WHAT IS EXPECTED
All entries should be output exactly as they stand.

○ ○ ○

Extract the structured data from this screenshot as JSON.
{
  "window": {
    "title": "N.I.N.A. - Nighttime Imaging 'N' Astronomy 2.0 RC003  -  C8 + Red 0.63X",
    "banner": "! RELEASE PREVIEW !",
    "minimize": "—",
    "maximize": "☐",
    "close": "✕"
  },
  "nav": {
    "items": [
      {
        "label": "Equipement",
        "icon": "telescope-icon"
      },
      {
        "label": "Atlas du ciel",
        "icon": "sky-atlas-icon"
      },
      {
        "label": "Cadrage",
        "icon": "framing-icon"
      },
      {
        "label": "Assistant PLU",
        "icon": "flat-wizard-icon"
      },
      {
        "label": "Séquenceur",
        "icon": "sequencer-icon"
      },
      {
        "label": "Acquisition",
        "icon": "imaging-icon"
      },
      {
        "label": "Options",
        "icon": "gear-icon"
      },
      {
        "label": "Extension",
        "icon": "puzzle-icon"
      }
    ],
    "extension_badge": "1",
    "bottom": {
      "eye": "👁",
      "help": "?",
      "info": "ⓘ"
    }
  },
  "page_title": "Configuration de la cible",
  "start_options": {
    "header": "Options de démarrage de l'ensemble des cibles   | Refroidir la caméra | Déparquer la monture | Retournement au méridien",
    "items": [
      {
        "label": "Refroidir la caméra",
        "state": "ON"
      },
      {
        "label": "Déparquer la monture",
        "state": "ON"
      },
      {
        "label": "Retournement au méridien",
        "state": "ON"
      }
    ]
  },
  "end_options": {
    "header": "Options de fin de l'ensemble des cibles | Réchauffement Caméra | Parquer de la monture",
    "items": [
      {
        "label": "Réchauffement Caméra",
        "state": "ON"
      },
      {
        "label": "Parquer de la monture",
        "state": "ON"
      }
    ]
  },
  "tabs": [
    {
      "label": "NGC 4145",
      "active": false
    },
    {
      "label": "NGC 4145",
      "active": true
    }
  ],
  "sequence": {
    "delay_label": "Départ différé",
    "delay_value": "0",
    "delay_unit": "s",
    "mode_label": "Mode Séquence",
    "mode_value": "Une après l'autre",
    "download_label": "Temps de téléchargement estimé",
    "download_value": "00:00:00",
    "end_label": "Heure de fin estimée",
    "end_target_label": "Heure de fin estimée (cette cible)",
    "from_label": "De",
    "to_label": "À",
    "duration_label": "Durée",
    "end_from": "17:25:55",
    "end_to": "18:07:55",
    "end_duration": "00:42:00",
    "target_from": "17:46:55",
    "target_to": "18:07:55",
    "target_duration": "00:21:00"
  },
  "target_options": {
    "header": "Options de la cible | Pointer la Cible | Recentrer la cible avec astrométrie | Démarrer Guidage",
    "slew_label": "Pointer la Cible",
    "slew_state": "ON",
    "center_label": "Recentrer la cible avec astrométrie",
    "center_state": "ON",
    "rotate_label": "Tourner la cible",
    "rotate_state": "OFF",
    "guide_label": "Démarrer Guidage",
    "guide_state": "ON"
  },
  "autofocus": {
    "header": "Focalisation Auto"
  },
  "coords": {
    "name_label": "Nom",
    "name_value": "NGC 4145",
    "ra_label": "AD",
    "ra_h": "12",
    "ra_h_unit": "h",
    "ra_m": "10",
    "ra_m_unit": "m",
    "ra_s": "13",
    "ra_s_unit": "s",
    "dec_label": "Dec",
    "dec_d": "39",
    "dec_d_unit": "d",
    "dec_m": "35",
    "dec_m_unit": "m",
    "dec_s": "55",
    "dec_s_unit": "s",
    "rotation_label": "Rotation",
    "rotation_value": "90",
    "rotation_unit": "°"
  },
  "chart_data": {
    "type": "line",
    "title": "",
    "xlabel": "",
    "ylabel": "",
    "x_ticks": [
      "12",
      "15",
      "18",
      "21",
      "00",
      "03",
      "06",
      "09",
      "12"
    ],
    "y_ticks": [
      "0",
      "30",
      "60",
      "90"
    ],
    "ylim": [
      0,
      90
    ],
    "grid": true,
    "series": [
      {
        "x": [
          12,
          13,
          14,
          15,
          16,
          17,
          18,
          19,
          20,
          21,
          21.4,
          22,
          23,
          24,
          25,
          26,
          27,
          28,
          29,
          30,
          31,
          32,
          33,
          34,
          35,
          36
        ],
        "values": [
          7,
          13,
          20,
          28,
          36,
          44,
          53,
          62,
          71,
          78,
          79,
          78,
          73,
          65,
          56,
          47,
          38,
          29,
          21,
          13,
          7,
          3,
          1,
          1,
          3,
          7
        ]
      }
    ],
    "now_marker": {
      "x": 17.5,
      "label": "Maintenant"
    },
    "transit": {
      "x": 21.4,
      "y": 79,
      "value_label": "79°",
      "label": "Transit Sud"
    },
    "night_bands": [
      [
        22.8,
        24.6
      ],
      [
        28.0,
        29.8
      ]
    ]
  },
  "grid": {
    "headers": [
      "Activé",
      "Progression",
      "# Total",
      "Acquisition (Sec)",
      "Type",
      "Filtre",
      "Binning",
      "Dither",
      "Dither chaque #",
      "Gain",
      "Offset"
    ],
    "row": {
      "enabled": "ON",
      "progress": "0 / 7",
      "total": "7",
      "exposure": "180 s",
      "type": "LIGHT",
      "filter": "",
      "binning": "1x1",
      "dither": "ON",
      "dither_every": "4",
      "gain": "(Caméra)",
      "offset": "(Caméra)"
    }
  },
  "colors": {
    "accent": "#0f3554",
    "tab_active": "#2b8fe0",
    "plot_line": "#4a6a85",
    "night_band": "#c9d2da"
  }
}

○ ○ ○

ANSWER SECTION
Extract the structured data from this screenshot as JSON.
{
  "window": {
    "title": "N.I.N.A. - Nighttime Imaging 'N' Astronomy 2.0 RC003  -  C8 + Red 0.63X",
    "banner": "! RELEASE PREVIEW !",
    "minimize": "—",
    "maximize": "☐",
    "close": "✕"
  },
  "nav": {
    "items": [
      {
        "label": "Equipement",
        "icon": "telescope-icon"
      },
      {
        "label": "Atlas du ciel",
        "icon": "sky-atlas-icon"
      },
      {
        "label": "Cadrage",
        "icon": "framing-icon"
      },
      {
        "label": "Assistant PLU",
        "icon": "flat-wizard-icon"
      },
      {
        "label": "Séquenceur",
        "icon": "sequencer-icon"
      },
      {
        "label": "Acquisition",
        "icon": "imaging-icon"
      },
      {
        "label": "Options",
        "icon": "gear-icon"
      },
      {
        "label": "Extension",
        "icon": "puzzle-icon"
      }
    ],
    "extension_badge": "1",
    "bottom": {
      "eye": "👁",
      "help": "?",
      "info": "ⓘ"
    }
  },
  "page_title": "Configuration de la cible",
  "start_options": {
    "header": "Options de démarrage de l'ensemble des cibles   | Refroidir la caméra | Déparquer la monture | Retournement au méridien",
    "items": [
      {
        "label": "Refroidir la caméra",
        "state": "ON"
      },
      {
        "label": "Déparquer la monture",
        "state": "ON"
      },
      {
        "label": "Retournement au méridien",
        "state": "ON"
      }
    ]
  },
  "end_options": {
    "header": "Options de fin de l'ensemble des cibles | Réchauffement Caméra | Parquer de la monture",
    "items": [
      {
        "label": "Réchauffement Caméra",
        "state": "ON"
      },
      {
        "label": "Parquer de la monture",
        "state": "ON"
      }
    ]
  },
  "tabs": [
    {
      "label": "NGC 4145",
      "active": false
    },
    {
      "label": "NGC 4145",
      "active": true
    }
  ],
  "sequence": {
    "delay_label": "Départ différé",
    "delay_value": "0",
    "delay_unit": "s",
    "mode_label": "Mode Séquence",
    "mode_value": "Une après l'autre",
    "download_label": "Temps de téléchargement estimé",
    "download_value": "00:00:00",
    "end_label": "Heure de fin estimée",
    "end_target_label": "Heure de fin estimée (cette cible)",
    "from_label": "De",
    "to_label": "À",
    "duration_label": "Durée",
    "end_from": "17:25:55",
    "end_to": "18:07:55",
    "end_duration": "00:42:00",
    "target_from": "17:46:55",
    "target_to": "18:07:55",
    "target_duration": "00:21:00"
  },
  "target_options": {
    "header": "Options de la cible | Pointer la Cible | Recentrer la cible avec astrométrie | Démarrer Guidage",
    "slew_label": "Pointer la Cible",
    "slew_state": "ON",
    "center_label": "Recentrer la cible avec astrométrie",
    "center_state": "ON",
    "rotate_label": "Tourner la cible",
    "rotate_state": "OFF",
    "guide_label": "Démarrer Guidage",
    "guide_state": "ON"
  },
  "autofocus": {
    "header": "Focalisation Auto"
  },
  "coords": {
    "name_label": "Nom",
    "name_value": "NGC 4145",
    "ra_label": "AD",
    "ra_h": "12",
    "ra_h_unit": "h",
    "ra_m": "10",
    "ra_m_unit": "m",
    "ra_s": "13",
    "ra_s_unit": "s",
    "dec_label": "Dec",
    "dec_d": "39",
    "dec_d_unit": "d",
    "dec_m": "35",
    "dec_m_unit": "m",
    "dec_s": "55",
    "dec_s_unit": "s",
    "rotation_label": "Rotation",
    "rotation_value": "90",
    "rotation_unit": "°"
  },
  "chart_data": {
    "type": "line",
    "title": "",
    "xlabel": "",
    "ylabel": "",
    "x_ticks": [
      "12",
      "15",
      "18",
      "21",
      "00",
      "03",
      "06",
      "09",
      "12"
    ],
    "y_ticks": [
      "0",
      "30",
      "60",
      "90"
    ],
    "ylim": [
      0,
      90
    ],
    "grid": true,
    "series": [
      {
        "x": [
          12,
          13,
          14,
          15,
          16,
          17,
          18,
          19,
          20,
          21,
          21.4,
          22,
          23,
          24,
          25,
          26,
          27,
          28,
          29,
          30,
          31,
          32,
          33,
          34,
          35,
          36
        ],
        "values": [
          7,
          13,
          20,
          28,
          36,
          44,
          53,
          62,
          71,
          78,
          79,
          78,
          73,
          65,
          56,
          47,
          38,
          29,
          21,
          13,
          7,
          3,
          1,
          1,
          3,
          7
        ]
      }
    ],
    "now_marker": {
      "x": 17.5,
      "label": "Maintenant"
    },
    "transit": {
      "x": 21.4,
      "y": 79,
      "value_label": "79°",
      "label": "Transit Sud"
    },
    "night_bands": [
      [
        22.8,
        24.6
      ],
      [
        28.0,
        29.8
      ]
    ]
  },
  "grid": {
    "headers": [
      "Activé",
      "Progression",
      "# Total",
      "Acquisition (Sec)",
      "Type",
      "Filtre",
      "Binning",
      "Dither",
      "Dither chaque #",
      "Gain",
      "Offset"
    ],
    "row": {
      "enabled": "ON",
      "progress": "0 / 7",
      "total": "7",
      "exposure": "180 s",
      "type": "LIGHT",
      "filter": "",
      "binning": "1x1",
      "dither": "ON",
      "dither_every": "4",
      "gain": "(Caméra)",
      "offset": "(Caméra)"
    }
  },
  "colors": {
    "accent": "#0f3554",
    "tab_active": "#2b8fe0",
    "plot_line": "#4a6a85",
    "night_band": "#c9d2da"
  }
}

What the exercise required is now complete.